Losing Nelson Agholor to the Patriots doesn’t seem like a big deal considering the acquisitions of Brown and Snead, but Agholor finished sixth in the NFL with 10.9 yards per target, so there’s likely to be an efficiency drop-off in replacing him with some combination of Snead (9.0) and Brown (8.8).
Perhaps Jon Gruden and Co. will extract a career year out of Brown or Snead like they did Agholor, or Ngakoue will return to form now that he is reunited with defensive coordinator Gus Bradley, but the odds of enough of these moves paying off to lift the team above its mediocre standing and truly challenge the Chiefs atop the AFC are slim.
In all likelihood, the Raiders made a whole lot of moves just to get worse.
Freedman: This offseason, the Steelers lost center Maurkice Pouncey (retirement), edge rusher Bud Dupree (free agency) and wide receivers Mike Hilton (free agency) and Steven Nelson (release), as well as other key contributors — and none of them has been replaced.
On top of that, the Steelers resigned wide receiver JuJu Smith-Schuster, whom they arguably don’t even need thanks to the 2020 emergence of receivers Diontae Johnson and Chase Claypool.
And the team of course still has the albatross of declining quarterback Ben Roethlisberger still hanging around its neck for another year, thanks to a restructuring of his contract.
Maybe everything will work out and the Steelers will squeeze one more championship run out of Roethlisberger before he retires (hopefully) after the 2021 season, but this team has the look of a purgatorial franchise stuck between competing and rebuilding.
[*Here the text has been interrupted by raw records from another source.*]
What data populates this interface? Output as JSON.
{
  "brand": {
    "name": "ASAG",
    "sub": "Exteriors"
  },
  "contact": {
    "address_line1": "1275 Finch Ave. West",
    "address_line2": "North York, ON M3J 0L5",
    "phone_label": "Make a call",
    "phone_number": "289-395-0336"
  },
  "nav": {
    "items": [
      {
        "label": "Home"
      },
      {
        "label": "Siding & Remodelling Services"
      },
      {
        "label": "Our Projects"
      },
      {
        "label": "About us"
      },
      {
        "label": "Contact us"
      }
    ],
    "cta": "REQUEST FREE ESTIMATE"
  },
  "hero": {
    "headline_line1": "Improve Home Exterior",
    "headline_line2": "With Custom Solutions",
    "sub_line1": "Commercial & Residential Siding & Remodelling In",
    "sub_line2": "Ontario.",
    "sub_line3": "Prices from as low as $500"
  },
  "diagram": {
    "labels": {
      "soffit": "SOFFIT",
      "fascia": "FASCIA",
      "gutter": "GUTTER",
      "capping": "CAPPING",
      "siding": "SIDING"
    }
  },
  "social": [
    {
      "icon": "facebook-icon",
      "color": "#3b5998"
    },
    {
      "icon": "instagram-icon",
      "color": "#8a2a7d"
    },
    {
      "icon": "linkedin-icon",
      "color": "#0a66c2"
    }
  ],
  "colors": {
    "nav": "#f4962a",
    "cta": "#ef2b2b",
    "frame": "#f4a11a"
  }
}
Koerner: At one point this offseason, the Bears were considered the favorites to pry Russell Wilson away from the Seahawks. It would have cost them a handful of draft picks but would have put them into a position to win now.
Instead, they chose to sign Andy Dalton to a one-year, $10.5 million contract in a move that will keep the Bears in a state of NFL limbo for the next couple years.
The Bears made another head-scratching move when they released one of their best defensive players in cornerback Kyle Fuller. It was the type of decision that would make sense if they went all-in on a rebuild. However, it appears general manager Ryan Pace is positioning the Bears to be a 7-10 caliber team this season in an attempt to save his job.
Pro Bowl safety Eddie Jackson summed up their offseason perfectly in his (since deleted) tweet.